In 2013, we witnessed the sudden and dramatic loosening of decades-old restrictions on speech and political activity maintained under the military regime in Myanmar. Writers such as Nay Phone Latt and the poet U Zeya were released from prison under a selective amnesty, and in 2010 activist Aung San Suu Kyi was released from house arrest. However, recent developments suggest that the new climate of openness may be fragile.
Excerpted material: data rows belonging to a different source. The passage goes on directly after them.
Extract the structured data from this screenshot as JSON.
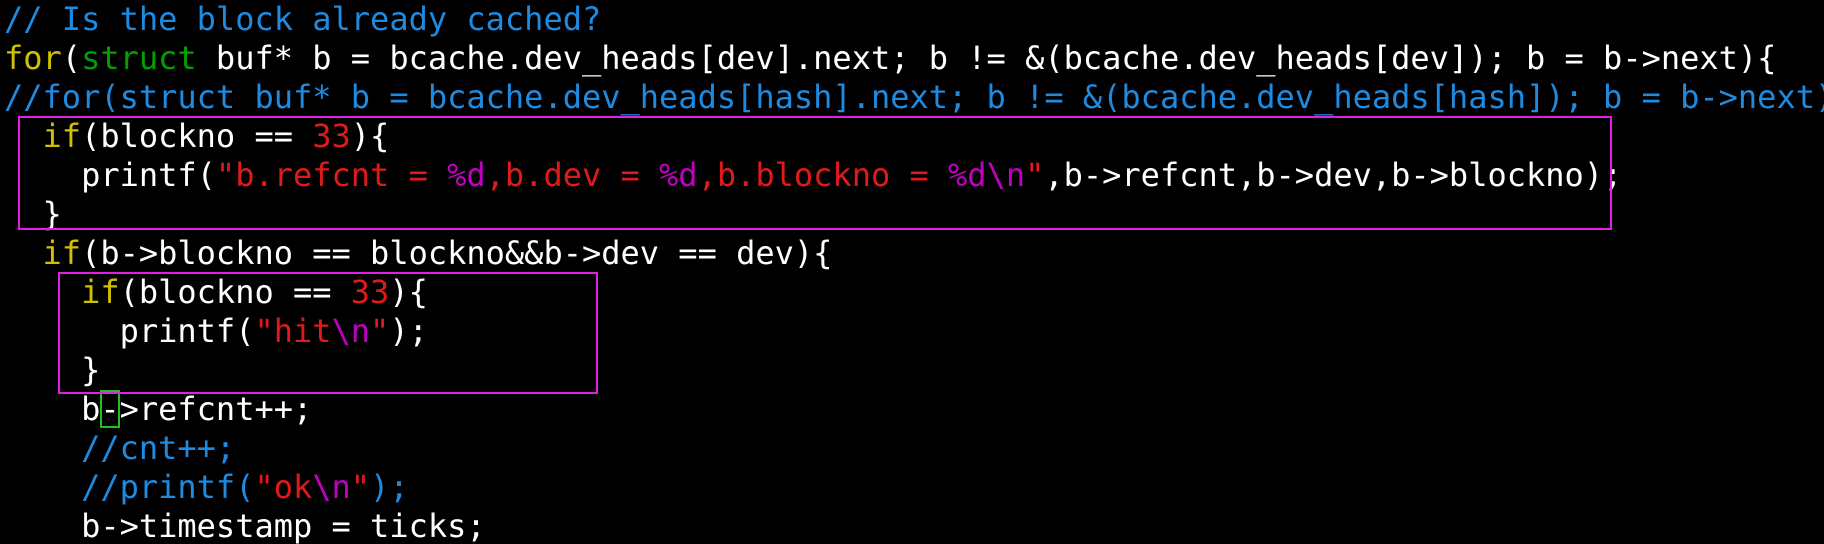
{
  "colors": {
    "background": "#000000",
    "default": "#ffffff",
    "comment": "#1e8ae0",
    "keyword": "#d0c000",
    "type": "#00a000",
    "string": "#e01a1a",
    "special": "#c000c0",
    "number": "#e01a1a",
    "highlight_box": "#e020e0",
    "cursor": "#20c020"
  },
  "cursor": {
    "line": 10,
    "col": 5
  },
  "lines": [
    [
      [
        "comment",
        "// Is the block already cached?"
      ]
    ],
    [
      [
        "keyword",
        "for"
      ],
      [
        "default",
        "("
      ],
      [
        "type",
        "struct"
      ],
      [
        "default",
        " buf* b = bcache.dev_heads[dev].next; b != &(bcache.dev_heads[dev]); b = b->next){"
      ]
    ],
    [
      [
        "comment",
        "//for(struct buf* b = bcache.dev_heads[hash].next; b != &(bcache.dev_heads[hash]); b = b->next){"
      ]
    ],
    [
      [
        "default",
        "  "
      ],
      [
        "keyword",
        "if"
      ],
      [
        "default",
        "(blockno == "
      ],
      [
        "number",
        "33"
      ],
      [
        "default",
        "){"
      ]
    ],
    [
      [
        "default",
        "    printf("
      ],
      [
        "string",
        "\"b.refcnt = "
      ],
      [
        "special",
        "%d"
      ],
      [
        "string",
        ",b.dev = "
      ],
      [
        "special",
        "%d"
      ],
      [
        "string",
        ",b.blockno = "
      ],
      [
        "special",
        "%d\\n"
      ],
      [
        "string",
        "\""
      ],
      [
        "default",
        ",b->refcnt,b->dev,b->blockno);"
      ]
    ],
    [
      [
        "default",
        "  }"
      ]
    ],
    [
      [
        "default",
        "  "
      ],
      [
        "keyword",
        "if"
      ],
      [
        "default",
        "(b->blockno == blockno&&b->dev == dev){"
      ]
    ],
    [
      [
        "default",
        "    "
      ],
      [
        "keyword",
        "if"
      ],
      [
        "default",
        "(blockno == "
      ],
      [
        "number",
        "33"
      ],
      [
        "default",
        "){"
      ]
    ],
    [
      [
        "default",
        "      printf("
      ],
      [
        "string",
        "\"hit"
      ],
      [
        "special",
        "\\n"
      ],
      [
        "string",
        "\""
      ],
      [
        "default",
        ");"
      ]
    ],
    [
      [
        "default",
        "    }"
      ]
    ],
    [
      [
        "default",
        "    b->refcnt++;"
      ]
    ],
    [
      [
        "default",
        "    "
      ],
      [
        "comment",
        "//cnt++;"
      ]
    ],
    [
      [
        "default",
        "    "
      ],
      [
        "comment",
        "//printf("
      ],
      [
        "string",
        "\"ok"
      ],
      [
        "special",
        "\\n"
      ],
      [
        "string",
        "\""
      ],
      [
        "comment",
        ");"
      ]
    ],
    [
      [
        "default",
        "    b->timestamp = ticks;"
      ]
    ]
  ]
}
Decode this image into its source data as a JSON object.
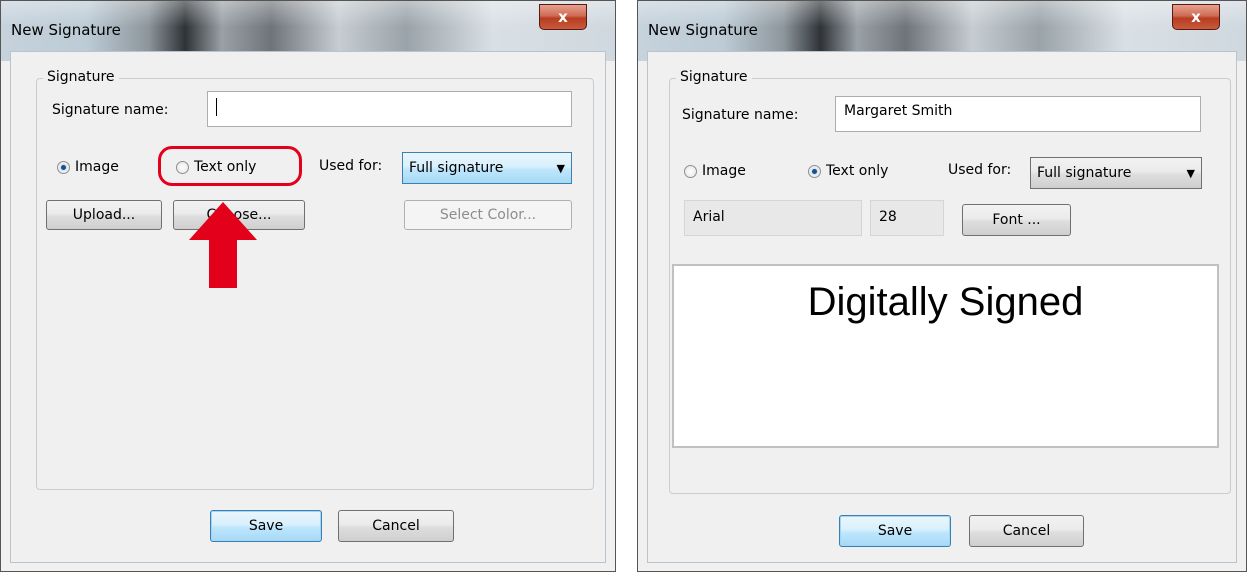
{
  "left_dialog": {
    "title": "New Signature",
    "close_label": "x",
    "group_label": "Signature",
    "name_label": "Signature name:",
    "name_value": "",
    "radio_image": "Image",
    "radio_text_only": "Text only",
    "selected": "Image",
    "used_for_label": "Used for:",
    "used_for_value": "Full signature",
    "upload_button": "Upload...",
    "choose_button": "Choose...",
    "select_color_button": "Select Color...",
    "save_button": "Save",
    "cancel_button": "Cancel",
    "annotation_color": "#e3001b"
  },
  "right_dialog": {
    "title": "New Signature",
    "close_label": "x",
    "group_label": "Signature",
    "name_label": "Signature name:",
    "name_value": "Margaret Smith",
    "radio_image": "Image",
    "radio_text_only": "Text only",
    "selected": "Text only",
    "used_for_label": "Used for:",
    "used_for_value": "Full signature",
    "font_name": "Arial",
    "font_size": "28",
    "font_button": "Font ...",
    "preview_text": "Digitally Signed",
    "save_button": "Save",
    "cancel_button": "Cancel"
  }
}
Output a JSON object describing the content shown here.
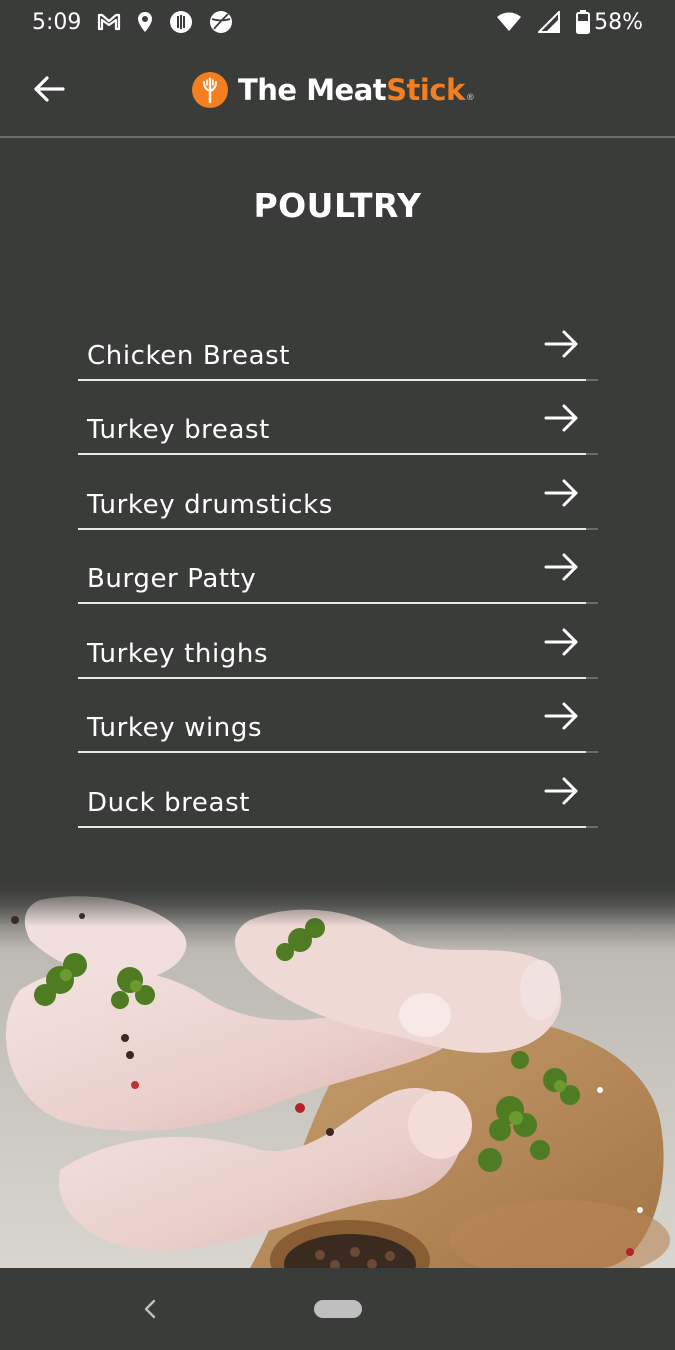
{
  "status_bar": {
    "time": "5:09",
    "battery": "58%",
    "icons": [
      "gmail-icon",
      "location-icon",
      "app-icon",
      "sports-ball-icon",
      "wifi-icon",
      "signal-icon",
      "battery-icon"
    ]
  },
  "app_bar": {
    "logo_text_primary": "The Meat",
    "logo_text_accent": "Stick",
    "logo_registered": "®",
    "accent_color": "#f47f20"
  },
  "page": {
    "title": "POULTRY"
  },
  "menu": {
    "items": [
      {
        "label": "Chicken Breast"
      },
      {
        "label": "Turkey breast"
      },
      {
        "label": "Turkey drumsticks"
      },
      {
        "label": "Burger Patty"
      },
      {
        "label": "Turkey thighs"
      },
      {
        "label": "Turkey wings"
      },
      {
        "label": "Duck breast"
      }
    ]
  },
  "image": {
    "description_icon": "raw-chicken-drumsticks-photo"
  },
  "nav_bar": {
    "icons": [
      "nav-back-icon",
      "home-pill-icon"
    ]
  }
}
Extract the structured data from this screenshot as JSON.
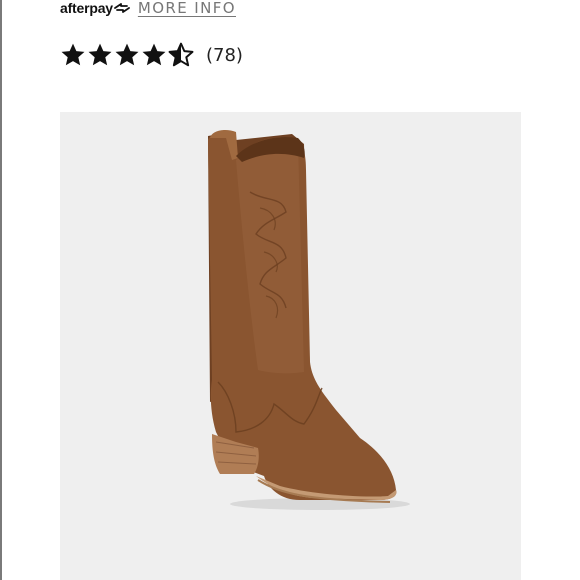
{
  "afterpay": {
    "logo_text": "afterpay",
    "logo_icon": "afterpay-arrows-icon",
    "more_info_label": "MORE INFO"
  },
  "rating": {
    "value": 4.5,
    "max": 5,
    "count_label": "(78)"
  },
  "product_image": {
    "alt": "Tall brown suede western boot",
    "background_color": "#efefef",
    "boot_color": "#8a5530"
  },
  "colors": {
    "star": "#111111",
    "more_info": "#777777"
  }
}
Members of the recently established PEN Myanmar issued a statement this week against the repressive treatment of writers, as detailed by the website Eleven Myanmar:

Writers Nyi Pu Kalay, Maung Sein Win (Padigon) and U Phone (Chemistry) were recently banned from giving public talks in Pyawbwe Township on February 4, after a township administration officer claimed they were propagating for the opposition National League for Democracy (NLD). “In Myanmar, as you know, the upper level says what they want to say and the bottom must comply. Although they are speaking about human rights and democracy, they are afraid of it. They despise it,” said writer Nyi Pu Kalay.

Far from propagating any party line, writer U Phone (Chemistry) said that they only stated that people should rightly vote for those who can genuinely serve the interest of the country in next 2015 election. The authorities have also prohibited any video distribution of the talk.

“Writers will say their opinions. He cannot be told not to say this and that. It is not acceptable that those who attended the literary talk were warned so,” said Aung Zar Moe, a resident from Pyawbwe Township. In another case, a literary event was cancelled in Pyawbwe, Mandalay Region in January because hardline monks complained that one of the writers Ma Thida (Sanchaung) worked with Muslims.

“They demanded me to replace Ma Thida as she works at a Muslim hospital and she has said that she does not accept the anti-interfaith marriage law while she was in Singapore,” event organiser Thin Yi told Eleven Media.

Writing to us by email, PEN Myanmar president Ma Thida explained:

Throughout our history, writers have been key defenders of freedom of speech and expression. Even under the socialist and military regime, writers tried not only to inform and interpret what’s going on inside the country and what is right or wrong but also to trigger readers to think deeply about these issues. Writers used to write between the lines and beyond the text in order to fulfill the reader’s right to know and right to think. And most literary talks are designed to open readers/listeners’ minds to have the freedom of opinion. So writers still play very significant role in defending freedom of expression.

Over the next year, PEN American Center will be working closely with PEN Myanmar to expand its capacity and develop an exciting new literary exchange.